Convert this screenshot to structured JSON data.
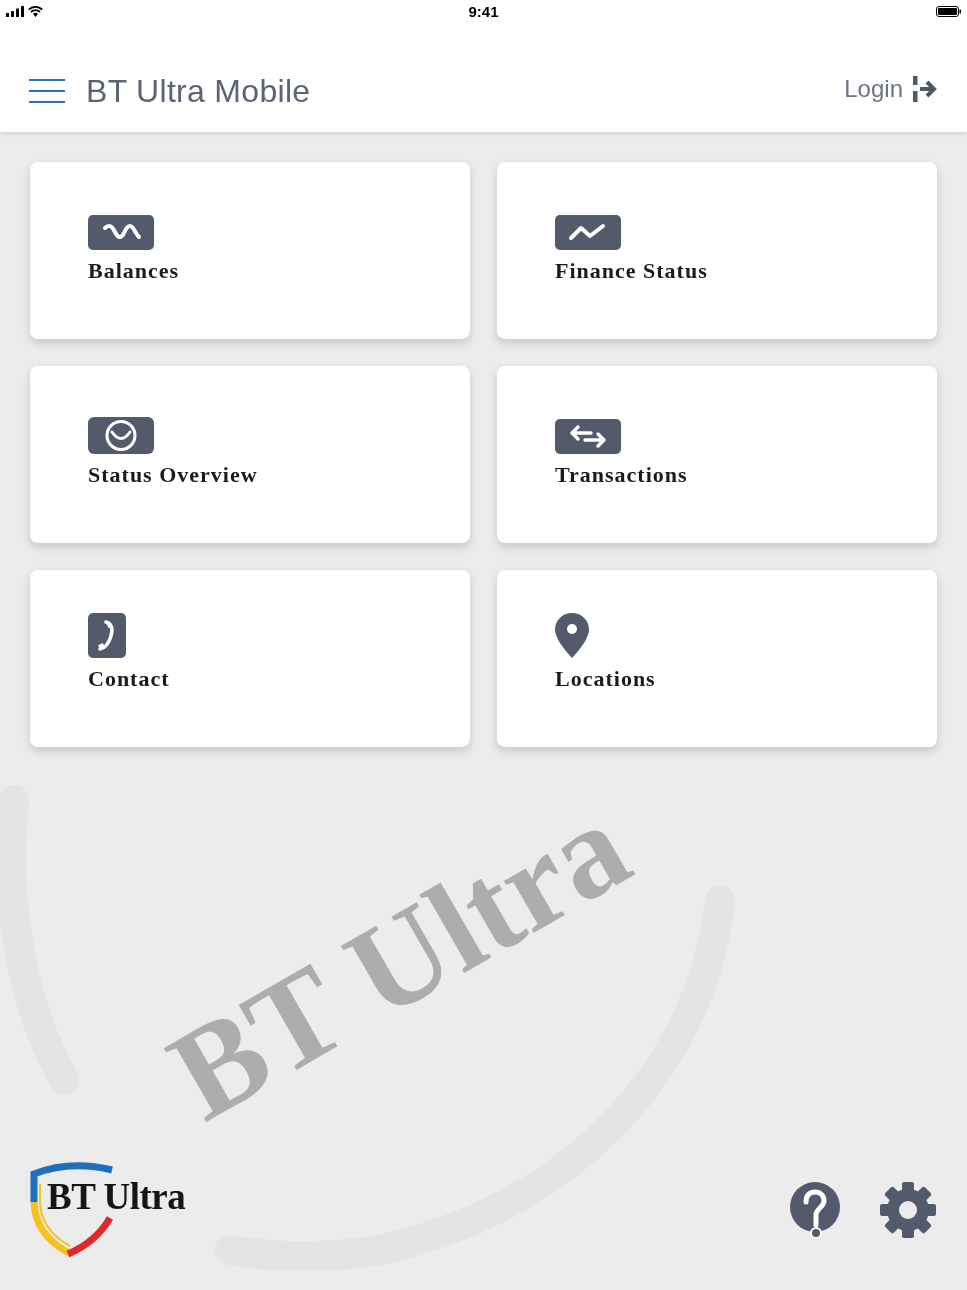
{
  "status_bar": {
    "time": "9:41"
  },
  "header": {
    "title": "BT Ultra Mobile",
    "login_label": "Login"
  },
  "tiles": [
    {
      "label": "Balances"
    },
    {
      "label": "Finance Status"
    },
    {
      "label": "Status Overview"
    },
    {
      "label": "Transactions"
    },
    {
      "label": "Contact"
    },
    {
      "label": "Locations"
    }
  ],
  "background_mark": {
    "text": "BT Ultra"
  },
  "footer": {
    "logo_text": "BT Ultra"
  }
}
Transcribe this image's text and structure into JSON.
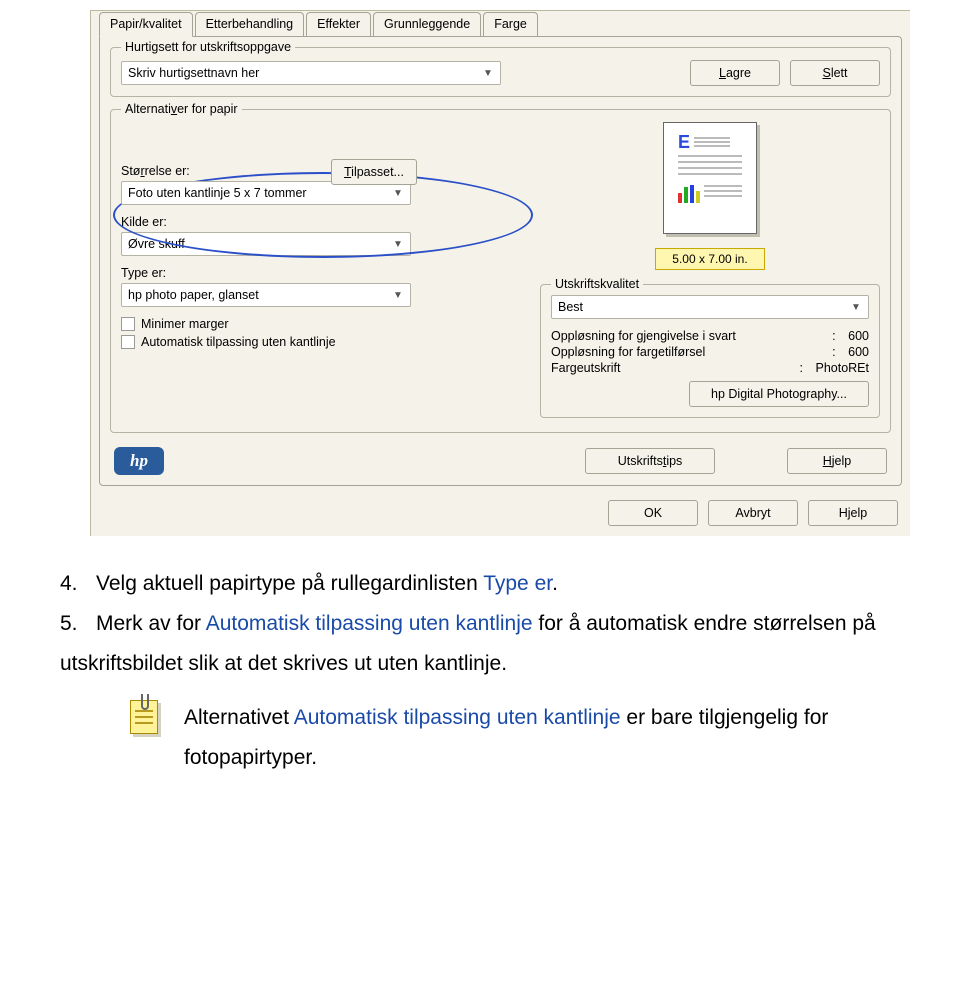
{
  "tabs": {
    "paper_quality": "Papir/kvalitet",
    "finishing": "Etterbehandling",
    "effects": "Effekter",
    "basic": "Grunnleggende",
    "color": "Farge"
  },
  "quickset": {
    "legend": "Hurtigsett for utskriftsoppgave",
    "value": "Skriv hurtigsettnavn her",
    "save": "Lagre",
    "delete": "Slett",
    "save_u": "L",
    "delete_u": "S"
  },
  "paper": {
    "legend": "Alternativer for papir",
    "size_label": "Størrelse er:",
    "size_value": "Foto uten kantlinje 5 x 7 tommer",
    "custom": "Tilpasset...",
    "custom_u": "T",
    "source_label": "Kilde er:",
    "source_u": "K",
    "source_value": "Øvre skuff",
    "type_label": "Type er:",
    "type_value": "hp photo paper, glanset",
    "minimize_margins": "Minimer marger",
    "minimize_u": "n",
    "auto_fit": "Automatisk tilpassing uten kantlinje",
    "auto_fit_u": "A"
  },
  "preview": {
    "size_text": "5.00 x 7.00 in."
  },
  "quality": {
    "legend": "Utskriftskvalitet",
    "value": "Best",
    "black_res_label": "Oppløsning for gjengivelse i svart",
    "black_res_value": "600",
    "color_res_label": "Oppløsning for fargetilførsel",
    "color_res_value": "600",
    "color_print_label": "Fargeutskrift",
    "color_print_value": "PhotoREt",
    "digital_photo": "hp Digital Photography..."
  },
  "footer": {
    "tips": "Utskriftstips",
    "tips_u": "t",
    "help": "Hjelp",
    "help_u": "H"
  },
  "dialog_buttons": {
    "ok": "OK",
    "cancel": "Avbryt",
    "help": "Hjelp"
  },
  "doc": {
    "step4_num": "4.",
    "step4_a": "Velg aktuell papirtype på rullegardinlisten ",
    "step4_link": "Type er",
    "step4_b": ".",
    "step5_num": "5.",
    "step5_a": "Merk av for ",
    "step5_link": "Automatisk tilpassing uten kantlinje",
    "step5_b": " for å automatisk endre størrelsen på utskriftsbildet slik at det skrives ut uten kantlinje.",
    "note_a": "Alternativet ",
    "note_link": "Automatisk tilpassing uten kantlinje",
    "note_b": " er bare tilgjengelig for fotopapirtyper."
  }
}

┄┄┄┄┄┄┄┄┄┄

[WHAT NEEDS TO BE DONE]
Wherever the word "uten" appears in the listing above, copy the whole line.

[ANSWER SPACE]
    "size_value": "Foto uten kantlinje 5 x 7 tommer",
    "auto_fit": "Automatisk tilpassing uten kantlinje",
    "step5_link": "Automatisk tilpassing uten kantlinje",
    "step5_b": " for å automatisk endre størrelsen på utskriftsbildet slik at det skrives ut uten kantlinje.",
    "note_link": "Automatisk tilpassing uten kantlinje",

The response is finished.